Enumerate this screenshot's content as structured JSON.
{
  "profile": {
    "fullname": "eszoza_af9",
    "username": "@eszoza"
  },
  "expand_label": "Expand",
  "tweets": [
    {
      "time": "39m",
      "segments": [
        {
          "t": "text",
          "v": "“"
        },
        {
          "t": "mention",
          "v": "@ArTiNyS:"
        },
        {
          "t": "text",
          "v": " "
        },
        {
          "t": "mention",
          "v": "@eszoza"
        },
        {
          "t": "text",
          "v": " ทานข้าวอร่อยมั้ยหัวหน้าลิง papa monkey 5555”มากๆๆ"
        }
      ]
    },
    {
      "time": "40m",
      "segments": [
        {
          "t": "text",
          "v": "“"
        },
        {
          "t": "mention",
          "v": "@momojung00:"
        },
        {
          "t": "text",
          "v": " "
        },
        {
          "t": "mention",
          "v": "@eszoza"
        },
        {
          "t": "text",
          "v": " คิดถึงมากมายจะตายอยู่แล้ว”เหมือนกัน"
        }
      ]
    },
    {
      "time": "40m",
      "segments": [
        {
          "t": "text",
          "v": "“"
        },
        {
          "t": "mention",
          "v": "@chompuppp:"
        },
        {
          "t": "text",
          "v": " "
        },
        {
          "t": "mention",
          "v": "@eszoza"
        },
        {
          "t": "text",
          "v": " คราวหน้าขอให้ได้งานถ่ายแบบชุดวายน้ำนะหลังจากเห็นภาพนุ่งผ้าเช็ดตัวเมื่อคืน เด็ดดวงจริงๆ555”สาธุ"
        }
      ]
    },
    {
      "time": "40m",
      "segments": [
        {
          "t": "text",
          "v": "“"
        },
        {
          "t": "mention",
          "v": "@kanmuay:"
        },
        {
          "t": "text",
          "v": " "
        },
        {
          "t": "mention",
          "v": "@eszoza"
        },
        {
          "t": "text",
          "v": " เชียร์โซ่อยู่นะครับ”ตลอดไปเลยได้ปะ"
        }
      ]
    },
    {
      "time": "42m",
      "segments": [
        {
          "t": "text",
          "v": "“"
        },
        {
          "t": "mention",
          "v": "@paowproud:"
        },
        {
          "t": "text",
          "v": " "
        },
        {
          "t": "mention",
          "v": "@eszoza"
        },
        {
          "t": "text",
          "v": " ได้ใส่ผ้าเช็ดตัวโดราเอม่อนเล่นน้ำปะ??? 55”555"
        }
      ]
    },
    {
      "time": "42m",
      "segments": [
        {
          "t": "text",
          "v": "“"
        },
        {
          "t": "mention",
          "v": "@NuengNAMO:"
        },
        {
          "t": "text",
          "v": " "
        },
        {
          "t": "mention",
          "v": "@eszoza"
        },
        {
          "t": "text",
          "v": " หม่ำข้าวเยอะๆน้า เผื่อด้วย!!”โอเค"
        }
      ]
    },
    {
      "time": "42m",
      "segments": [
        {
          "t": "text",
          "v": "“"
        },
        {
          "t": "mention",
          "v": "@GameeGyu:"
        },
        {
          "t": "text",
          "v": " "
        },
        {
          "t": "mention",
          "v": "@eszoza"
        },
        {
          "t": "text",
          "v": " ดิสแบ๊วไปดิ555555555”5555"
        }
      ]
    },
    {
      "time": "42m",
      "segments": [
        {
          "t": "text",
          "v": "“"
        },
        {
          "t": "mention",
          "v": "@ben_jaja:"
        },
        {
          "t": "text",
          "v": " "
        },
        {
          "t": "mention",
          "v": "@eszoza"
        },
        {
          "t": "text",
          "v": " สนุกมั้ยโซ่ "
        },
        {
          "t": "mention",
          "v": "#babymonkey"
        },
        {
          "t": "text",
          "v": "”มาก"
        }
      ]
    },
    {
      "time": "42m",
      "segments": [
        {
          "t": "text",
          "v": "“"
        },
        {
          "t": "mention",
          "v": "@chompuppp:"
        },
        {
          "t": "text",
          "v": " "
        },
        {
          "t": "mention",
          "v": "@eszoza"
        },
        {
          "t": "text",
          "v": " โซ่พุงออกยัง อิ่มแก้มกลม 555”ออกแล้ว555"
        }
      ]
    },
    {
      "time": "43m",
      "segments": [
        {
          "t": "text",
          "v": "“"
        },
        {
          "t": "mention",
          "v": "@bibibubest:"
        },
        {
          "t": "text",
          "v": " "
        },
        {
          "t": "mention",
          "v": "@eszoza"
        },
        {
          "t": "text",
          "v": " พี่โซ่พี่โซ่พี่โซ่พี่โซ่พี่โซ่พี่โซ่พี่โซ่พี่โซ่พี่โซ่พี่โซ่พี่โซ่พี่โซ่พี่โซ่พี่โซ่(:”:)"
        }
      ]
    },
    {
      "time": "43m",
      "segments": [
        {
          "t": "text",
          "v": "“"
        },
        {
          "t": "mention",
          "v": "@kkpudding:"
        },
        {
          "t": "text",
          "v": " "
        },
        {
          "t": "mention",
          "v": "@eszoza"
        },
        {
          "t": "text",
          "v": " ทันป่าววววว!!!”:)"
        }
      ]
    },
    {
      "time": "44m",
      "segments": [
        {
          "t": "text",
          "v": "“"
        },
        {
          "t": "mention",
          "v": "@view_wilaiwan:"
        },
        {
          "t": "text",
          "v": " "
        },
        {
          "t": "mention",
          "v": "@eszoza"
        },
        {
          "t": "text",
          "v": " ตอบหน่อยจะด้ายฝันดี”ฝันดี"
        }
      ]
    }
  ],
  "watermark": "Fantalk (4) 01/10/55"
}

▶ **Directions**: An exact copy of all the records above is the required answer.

▶ **Result of the task**:
Enumerate this screenshot's content as structured JSON.
{
  "profile": {
    "fullname": "eszoza_af9",
    "username": "@eszoza"
  },
  "expand_label": "Expand",
  "tweets": [
    {
      "time": "39m",
      "segments": [
        {
          "t": "text",
          "v": "“"
        },
        {
          "t": "mention",
          "v": "@ArTiNyS:"
        },
        {
          "t": "text",
          "v": " "
        },
        {
          "t": "mention",
          "v": "@eszoza"
        },
        {
          "t": "text",
          "v": " ทานข้าวอร่อยมั้ยหัวหน้าลิง papa monkey 5555”มากๆๆ"
        }
      ]
    },
    {
      "time": "40m",
      "segments": [
        {
          "t": "text",
          "v": "“"
        },
        {
          "t": "mention",
          "v": "@momojung00:"
        },
        {
          "t": "text",
          "v": " "
        },
        {
          "t": "mention",
          "v": "@eszoza"
        },
        {
          "t": "text",
          "v": " คิดถึงมากมายจะตายอยู่แล้ว”เหมือนกัน"
        }
      ]
    },
    {
      "time": "40m",
      "segments": [
        {
          "t": "text",
          "v": "“"
        },
        {
          "t": "mention",
          "v": "@chompuppp:"
        },
        {
          "t": "text",
          "v": " "
        },
        {
          "t": "mention",
          "v": "@eszoza"
        },
        {
          "t": "text",
          "v": " คราวหน้าขอให้ได้งานถ่ายแบบชุดวายน้ำนะหลังจากเห็นภาพนุ่งผ้าเช็ดตัวเมื่อคืน เด็ดดวงจริงๆ555”สาธุ"
        }
      ]
    },
    {
      "time": "40m",
      "segments": [
        {
          "t": "text",
          "v": "“"
        },
        {
          "t": "mention",
          "v": "@kanmuay:"
        },
        {
          "t": "text",
          "v": " "
        },
        {
          "t": "mention",
          "v": "@eszoza"
        },
        {
          "t": "text",
          "v": " เชียร์โซ่อยู่นะครับ”ตลอดไปเลยได้ปะ"
        }
      ]
    },
    {
      "time": "42m",
      "segments": [
        {
          "t": "text",
          "v": "“"
        },
        {
          "t": "mention",
          "v": "@paowproud:"
        },
        {
          "t": "text",
          "v": " "
        },
        {
          "t": "mention",
          "v": "@eszoza"
        },
        {
          "t": "text",
          "v": " ได้ใส่ผ้าเช็ดตัวโดราเอม่อนเล่นน้ำปะ??? 55”555"
        }
      ]
    },
    {
      "time": "42m",
      "segments": [
        {
          "t": "text",
          "v": "“"
        },
        {
          "t": "mention",
          "v": "@NuengNAMO:"
        },
        {
          "t": "text",
          "v": " "
        },
        {
          "t": "mention",
          "v": "@eszoza"
        },
        {
          "t": "text",
          "v": " หม่ำข้าวเยอะๆน้า เผื่อด้วย!!”โอเค"
        }
      ]
    },
    {
      "time": "42m",
      "segments": [
        {
          "t": "text",
          "v": "“"
        },
        {
          "t": "mention",
          "v": "@GameeGyu:"
        },
        {
          "t": "text",
          "v": " "
        },
        {
          "t": "mention",
          "v": "@eszoza"
        },
        {
          "t": "text",
          "v": " ดิสแบ๊วไปดิ555555555”5555"
        }
      ]
    },
    {
      "time": "42m",
      "segments": [
        {
          "t": "text",
          "v": "“"
        },
        {
          "t": "mention",
          "v": "@ben_jaja:"
        },
        {
          "t": "text",
          "v": " "
        },
        {
          "t": "mention",
          "v": "@eszoza"
        },
        {
          "t": "text",
          "v": " สนุกมั้ยโซ่ "
        },
        {
          "t": "mention",
          "v": "#babymonkey"
        },
        {
          "t": "text",
          "v": "”มาก"
        }
      ]
    },
    {
      "time": "42m",
      "segments": [
        {
          "t": "text",
          "v": "“"
        },
        {
          "t": "mention",
          "v": "@chompuppp:"
        },
        {
          "t": "text",
          "v": " "
        },
        {
          "t": "mention",
          "v": "@eszoza"
        },
        {
          "t": "text",
          "v": " โซ่พุงออกยัง อิ่มแก้มกลม 555”ออกแล้ว555"
        }
      ]
    },
    {
      "time": "43m",
      "segments": [
        {
          "t": "text",
          "v": "“"
        },
        {
          "t": "mention",
          "v": "@bibibubest:"
        },
        {
          "t": "text",
          "v": " "
        },
        {
          "t": "mention",
          "v": "@eszoza"
        },
        {
          "t": "text",
          "v": " พี่โซ่พี่โซ่พี่โซ่พี่โซ่พี่โซ่พี่โซ่พี่โซ่พี่โซ่พี่โซ่พี่โซ่พี่โซ่พี่โซ่พี่โซ่พี่โซ่(:”:)"
        }
      ]
    },
    {
      "time": "43m",
      "segments": [
        {
          "t": "text",
          "v": "“"
        },
        {
          "t": "mention",
          "v": "@kkpudding:"
        },
        {
          "t": "text",
          "v": " "
        },
        {
          "t": "mention",
          "v": "@eszoza"
        },
        {
          "t": "text",
          "v": " ทันป่าววววว!!!”:)"
        }
      ]
    },
    {
      "time": "44m",
      "segments": [
        {
          "t": "text",
          "v": "“"
        },
        {
          "t": "mention",
          "v": "@view_wilaiwan:"
        },
        {
          "t": "text",
          "v": " "
        },
        {
          "t": "mention",
          "v": "@eszoza"
        },
        {
          "t": "text",
          "v": " ตอบหน่อยจะด้ายฝันดี”ฝันดี"
        }
      ]
    }
  ],
  "watermark": "Fantalk (4) 01/10/55"
}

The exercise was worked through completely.